Could you repeat every record exactly as it appears?

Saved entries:
= = = =

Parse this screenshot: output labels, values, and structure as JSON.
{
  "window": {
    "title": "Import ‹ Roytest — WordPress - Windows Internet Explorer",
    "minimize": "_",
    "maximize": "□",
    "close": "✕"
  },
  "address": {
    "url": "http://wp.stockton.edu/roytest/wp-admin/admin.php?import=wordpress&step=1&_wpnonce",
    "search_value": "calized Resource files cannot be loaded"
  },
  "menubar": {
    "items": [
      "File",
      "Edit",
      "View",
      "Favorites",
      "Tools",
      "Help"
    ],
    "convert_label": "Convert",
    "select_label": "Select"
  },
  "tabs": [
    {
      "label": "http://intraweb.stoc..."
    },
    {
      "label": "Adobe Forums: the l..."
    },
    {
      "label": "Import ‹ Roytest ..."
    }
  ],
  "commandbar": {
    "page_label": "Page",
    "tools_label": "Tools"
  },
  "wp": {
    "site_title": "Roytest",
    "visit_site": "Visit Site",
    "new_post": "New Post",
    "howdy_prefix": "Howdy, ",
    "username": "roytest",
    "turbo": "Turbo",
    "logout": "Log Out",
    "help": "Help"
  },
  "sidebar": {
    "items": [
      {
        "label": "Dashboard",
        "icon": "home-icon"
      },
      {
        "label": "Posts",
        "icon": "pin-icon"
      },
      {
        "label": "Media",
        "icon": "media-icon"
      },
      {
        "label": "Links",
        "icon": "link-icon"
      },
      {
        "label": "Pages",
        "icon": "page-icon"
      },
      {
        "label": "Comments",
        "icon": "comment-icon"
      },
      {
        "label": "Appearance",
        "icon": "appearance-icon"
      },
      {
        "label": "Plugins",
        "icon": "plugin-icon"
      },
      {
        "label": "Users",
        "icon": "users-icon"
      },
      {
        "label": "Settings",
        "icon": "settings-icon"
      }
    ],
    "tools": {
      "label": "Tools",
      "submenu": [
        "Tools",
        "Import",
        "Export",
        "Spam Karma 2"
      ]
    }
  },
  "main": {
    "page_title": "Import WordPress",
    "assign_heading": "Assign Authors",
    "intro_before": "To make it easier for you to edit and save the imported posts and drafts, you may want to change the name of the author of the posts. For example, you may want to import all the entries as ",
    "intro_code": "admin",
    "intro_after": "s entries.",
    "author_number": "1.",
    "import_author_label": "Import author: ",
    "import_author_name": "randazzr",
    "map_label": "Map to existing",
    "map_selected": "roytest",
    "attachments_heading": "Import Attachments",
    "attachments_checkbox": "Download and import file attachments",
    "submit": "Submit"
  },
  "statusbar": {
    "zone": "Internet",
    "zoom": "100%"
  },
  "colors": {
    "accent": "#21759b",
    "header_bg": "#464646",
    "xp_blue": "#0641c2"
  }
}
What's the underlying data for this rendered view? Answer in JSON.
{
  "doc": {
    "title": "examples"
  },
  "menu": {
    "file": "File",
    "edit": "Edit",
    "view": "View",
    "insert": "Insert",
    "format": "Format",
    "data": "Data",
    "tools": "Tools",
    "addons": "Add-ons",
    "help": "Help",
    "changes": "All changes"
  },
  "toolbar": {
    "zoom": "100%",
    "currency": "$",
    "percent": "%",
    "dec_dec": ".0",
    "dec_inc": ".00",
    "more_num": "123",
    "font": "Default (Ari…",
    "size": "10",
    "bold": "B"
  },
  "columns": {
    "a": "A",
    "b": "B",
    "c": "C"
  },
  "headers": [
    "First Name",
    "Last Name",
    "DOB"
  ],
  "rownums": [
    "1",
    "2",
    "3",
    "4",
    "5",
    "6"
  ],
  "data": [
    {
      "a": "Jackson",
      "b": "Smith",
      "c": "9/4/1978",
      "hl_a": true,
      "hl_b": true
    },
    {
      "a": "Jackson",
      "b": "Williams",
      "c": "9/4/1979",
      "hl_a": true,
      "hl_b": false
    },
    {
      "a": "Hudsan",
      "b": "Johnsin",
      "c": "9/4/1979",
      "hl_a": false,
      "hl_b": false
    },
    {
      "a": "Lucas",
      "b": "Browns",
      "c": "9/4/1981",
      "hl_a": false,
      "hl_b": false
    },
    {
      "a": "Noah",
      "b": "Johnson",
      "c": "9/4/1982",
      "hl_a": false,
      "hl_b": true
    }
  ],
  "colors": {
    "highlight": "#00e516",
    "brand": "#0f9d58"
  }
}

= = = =

## Solution below
Parse this screenshot: output labels, values, and structure as JSON.
{
  "window": {
    "title": "Import ‹ Roytest — WordPress - Windows Internet Explorer",
    "minimize": "_",
    "maximize": "□",
    "close": "✕"
  },
  "address": {
    "url": "http://wp.stockton.edu/roytest/wp-admin/admin.php?import=wordpress&step=1&_wpnonce",
    "search_value": "calized Resource files cannot be loaded"
  },
  "menubar": {
    "items": [
      "File",
      "Edit",
      "View",
      "Favorites",
      "Tools",
      "Help"
    ],
    "convert_label": "Convert",
    "select_label": "Select"
  },
  "tabs": [
    {
      "label": "http://intraweb.stoc..."
    },
    {
      "label": "Adobe Forums: the l..."
    },
    {
      "label": "Import ‹ Roytest ..."
    }
  ],
  "commandbar": {
    "page_label": "Page",
    "tools_label": "Tools"
  },
  "wp": {
    "site_title": "Roytest",
    "visit_site": "Visit Site",
    "new_post": "New Post",
    "howdy_prefix": "Howdy, ",
    "username": "roytest",
    "turbo": "Turbo",
    "logout": "Log Out",
    "help": "Help"
  },
  "sidebar": {
    "items": [
      {
        "label": "Dashboard",
        "icon": "home-icon"
      },
      {
        "label": "Posts",
        "icon": "pin-icon"
      },
      {
        "label": "Media",
        "icon": "media-icon"
      },
      {
        "label": "Links",
        "icon": "link-icon"
      },
      {
        "label": "Pages",
        "icon": "page-icon"
      },
      {
        "label": "Comments",
        "icon": "comment-icon"
      },
      {
        "label": "Appearance",
        "icon": "appearance-icon"
      },
      {
        "label": "Plugins",
        "icon": "plugin-icon"
      },
      {
        "label": "Users",
        "icon": "users-icon"
      },
      {
        "label": "Settings",
        "icon": "settings-icon"
      }
    ],
    "tools": {
      "label": "Tools",
      "submenu": [
        "Tools",
        "Import",
        "Export",
        "Spam Karma 2"
      ]
    }
  },
  "main": {
    "page_title": "Import WordPress",
    "assign_heading": "Assign Authors",
    "intro_before": "To make it easier for you to edit and save the imported posts and drafts, you may want to change the name of the author of the posts. For example, you may want to import all the entries as ",
    "intro_code": "admin",
    "intro_after": "s entries.",
    "author_number": "1.",
    "import_author_label": "Import author: ",
    "import_author_name": "randazzr",
    "map_label": "Map to existing",
    "map_selected": "roytest",
    "attachments_heading": "Import Attachments",
    "attachments_checkbox": "Download and import file attachments",
    "submit": "Submit"
  },
  "statusbar": {
    "zone": "Internet",
    "zoom": "100%"
  },
  "colors": {
    "accent": "#21759b",
    "header_bg": "#464646",
    "xp_blue": "#0641c2"
  }
}
What's the underlying data for this rendered view? Answer in JSON.
{
  "doc": {
    "title": "examples"
  },
  "menu": {
    "file": "File",
    "edit": "Edit",
    "view": "View",
    "insert": "Insert",
    "format": "Format",
    "data": "Data",
    "tools": "Tools",
    "addons": "Add-ons",
    "help": "Help",
    "changes": "All changes"
  },
  "toolbar": {
    "zoom": "100%",
    "currency": "$",
    "percent": "%",
    "dec_dec": ".0",
    "dec_inc": ".00",
    "more_num": "123",
    "font": "Default (Ari…",
    "size": "10",
    "bold": "B"
  },
  "columns": {
    "a": "A",
    "b": "B",
    "c": "C"
  },
  "headers": [
    "First Name",
    "Last Name",
    "DOB"
  ],
  "rownums": [
    "1",
    "2",
    "3",
    "4",
    "5",
    "6"
  ],
  "data": [
    {
      "a": "Jackson",
      "b": "Smith",
      "c": "9/4/1978",
      "hl_a": true,
      "hl_b": true
    },
    {
      "a": "Jackson",
      "b": "Williams",
      "c": "9/4/1979",
      "hl_a": true,
      "hl_b": false
    },
    {
      "a": "Hudsan",
      "b": "Johnsin",
      "c": "9/4/1979",
      "hl_a": false,
      "hl_b": false
    },
    {
      "a": "Lucas",
      "b": "Browns",
      "c": "9/4/1981",
      "hl_a": false,
      "hl_b": false
    },
    {
      "a": "Noah",
      "b": "Johnson",
      "c": "9/4/1982",
      "hl_a": false,
      "hl_b": true
    }
  ],
  "colors": {
    "highlight": "#00e516",
    "brand": "#0f9d58"
  }
}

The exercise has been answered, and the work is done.